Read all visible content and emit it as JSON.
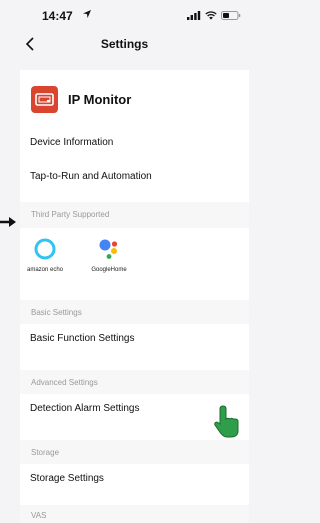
{
  "status_bar": {
    "time": "14:47",
    "icons": [
      "location-arrow-icon",
      "signal-icon",
      "wifi-icon",
      "battery-icon"
    ]
  },
  "nav": {
    "title": "Settings",
    "back_icon": "chevron-left-icon"
  },
  "device": {
    "name": "IP Monitor",
    "icon": "monitor-icon",
    "icon_color": "#d9452f"
  },
  "rows": {
    "device_information": "Device Information",
    "tap_to_run": "Tap-to-Run and Automation",
    "basic_function": "Basic Function Settings",
    "detection_alarm": "Detection Alarm Settings",
    "storage": "Storage Settings"
  },
  "sections": {
    "third_party": "Third Party Supported",
    "basic": "Basic Settings",
    "advanced": "Advanced Settings",
    "storage": "Storage",
    "vas": "VAS"
  },
  "third_party_services": [
    {
      "label": "amazon echo",
      "icon": "alexa-ring-icon",
      "color": "#31c4f3"
    },
    {
      "label": "GoogleHome",
      "icon": "google-assistant-icon",
      "colors": [
        "#4285f4",
        "#ea4335",
        "#fbbc05",
        "#34a853"
      ]
    }
  ],
  "annotations": {
    "pointer_arrow": "arrow-right-icon",
    "hand_cursor": "pointing-hand-icon",
    "hand_color": "#2e9e4a"
  }
}
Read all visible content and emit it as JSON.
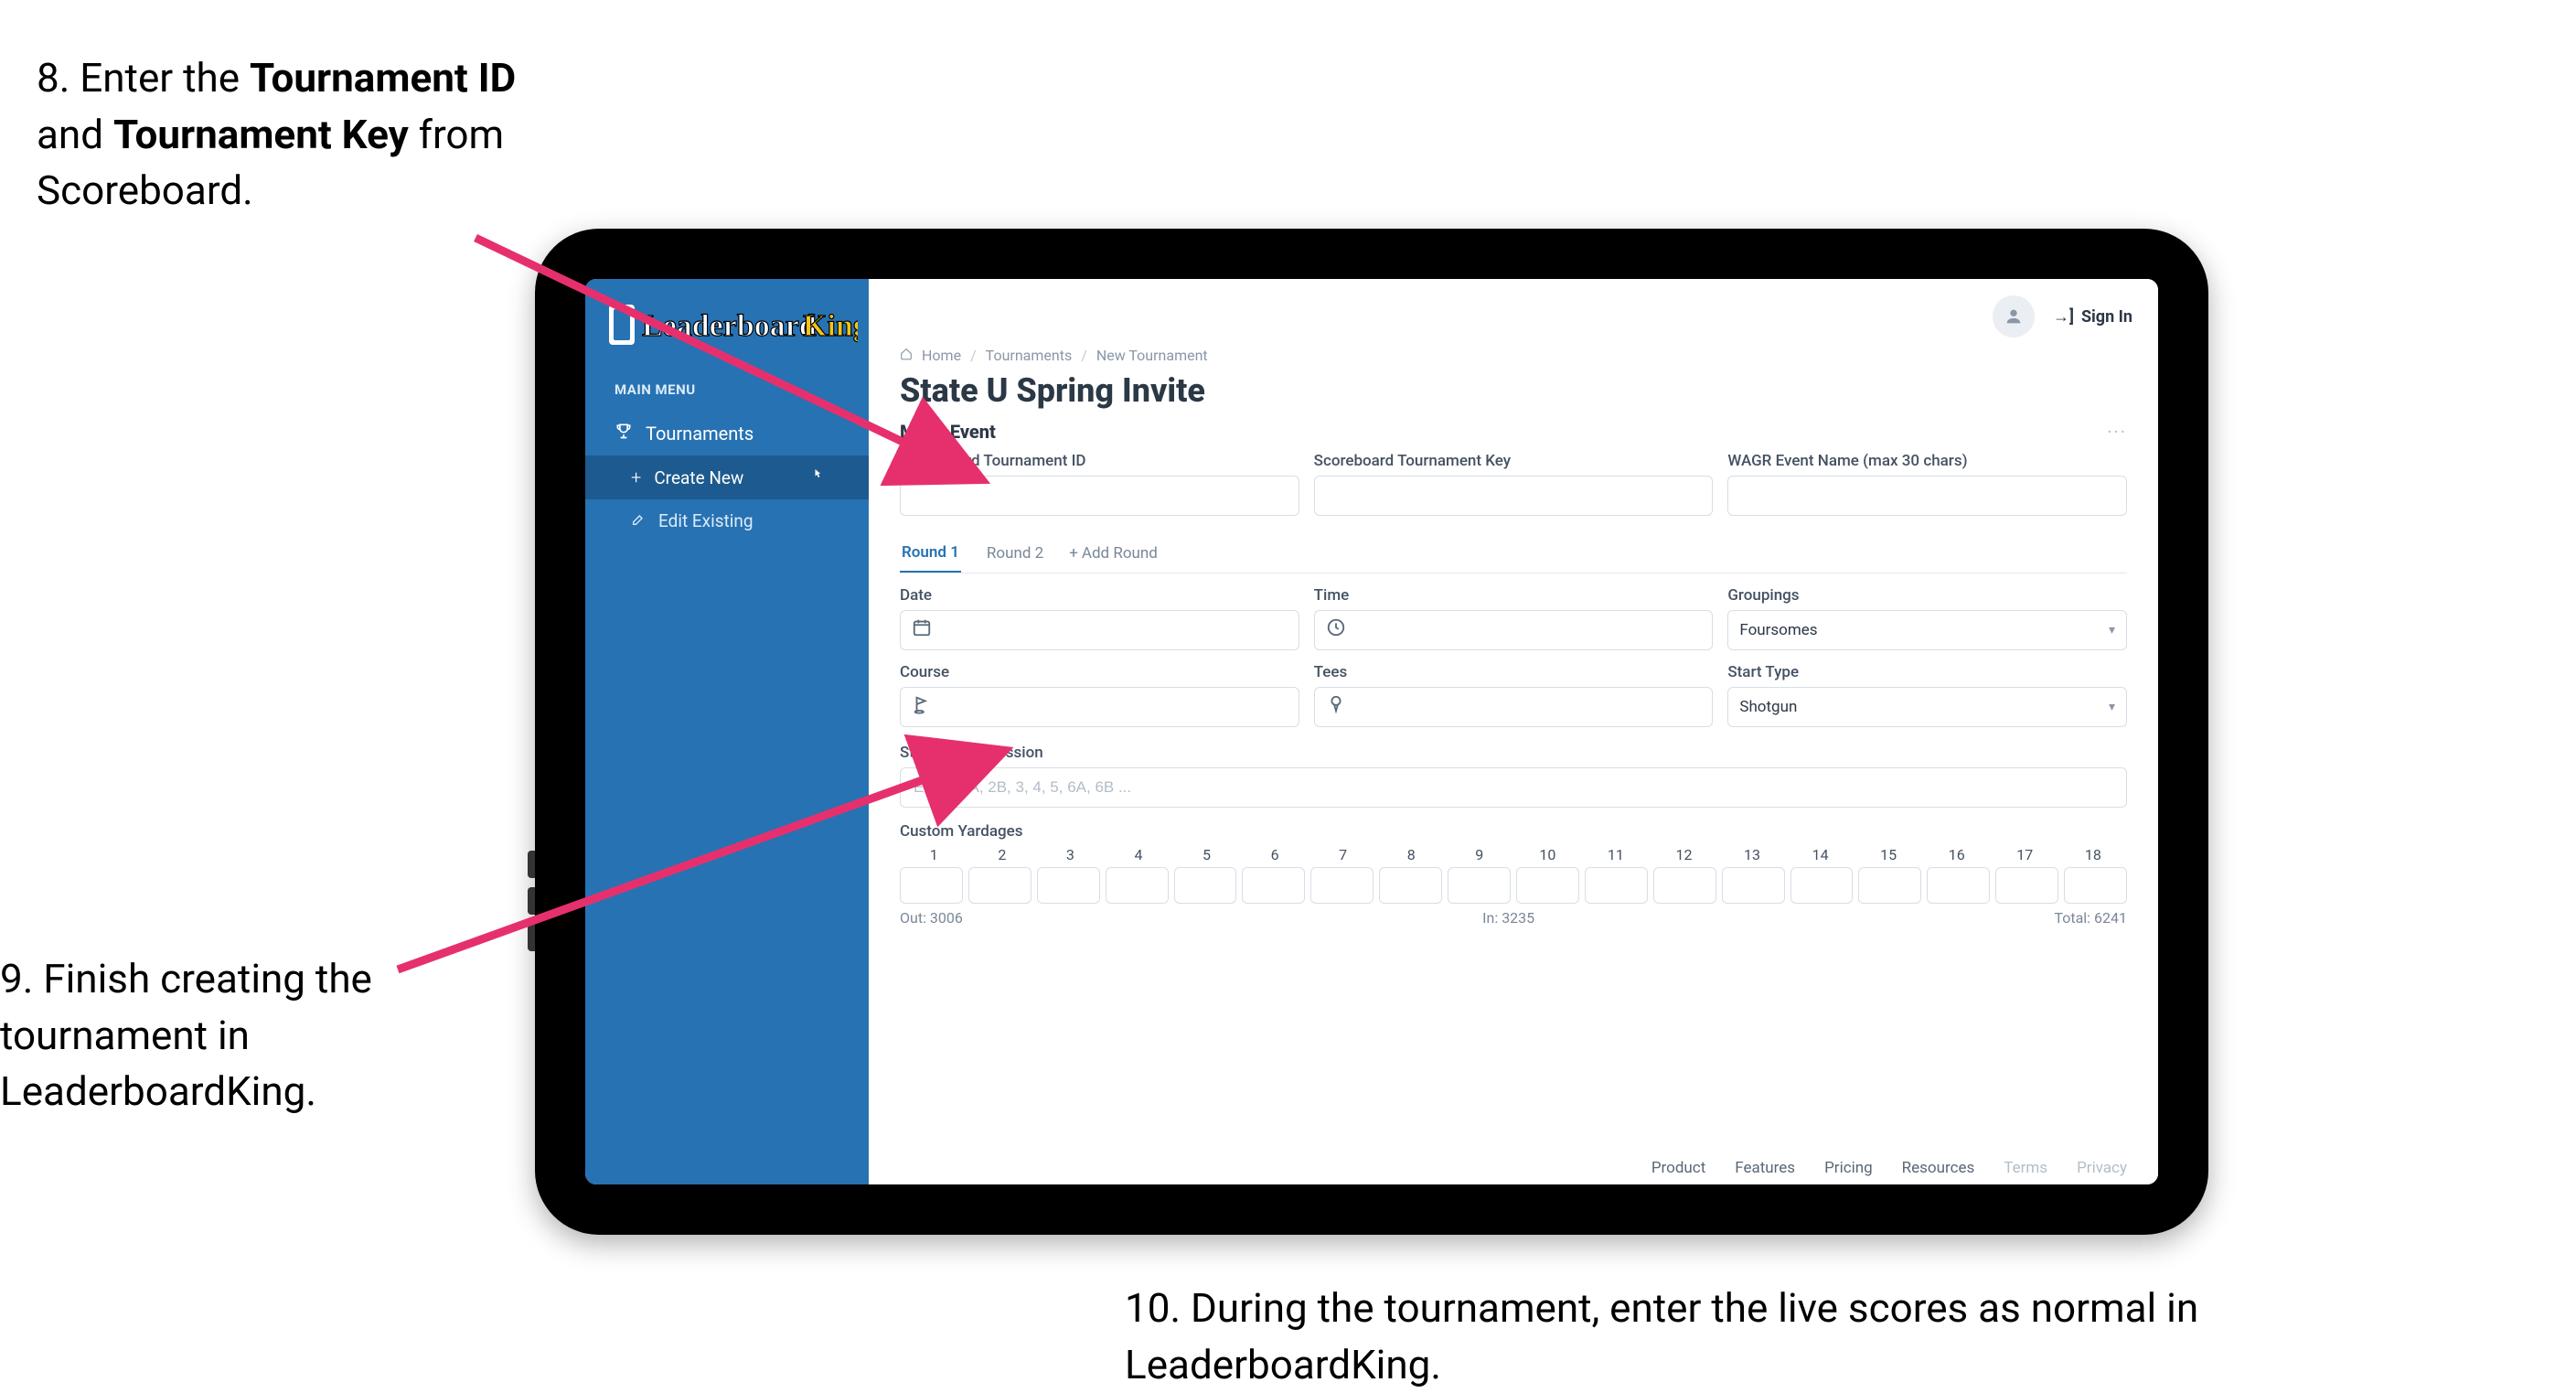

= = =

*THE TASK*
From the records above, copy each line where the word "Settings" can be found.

*RESPONSE TO THE TASK*
    "title": "Settings",
    "basic_function": "Basic Function Settings",
    "detection_alarm": "Detection Alarm Settings",
    "storage": "Storage Settings"
    "basic": "Basic Settings",
    "advanced": "Advanced Settings",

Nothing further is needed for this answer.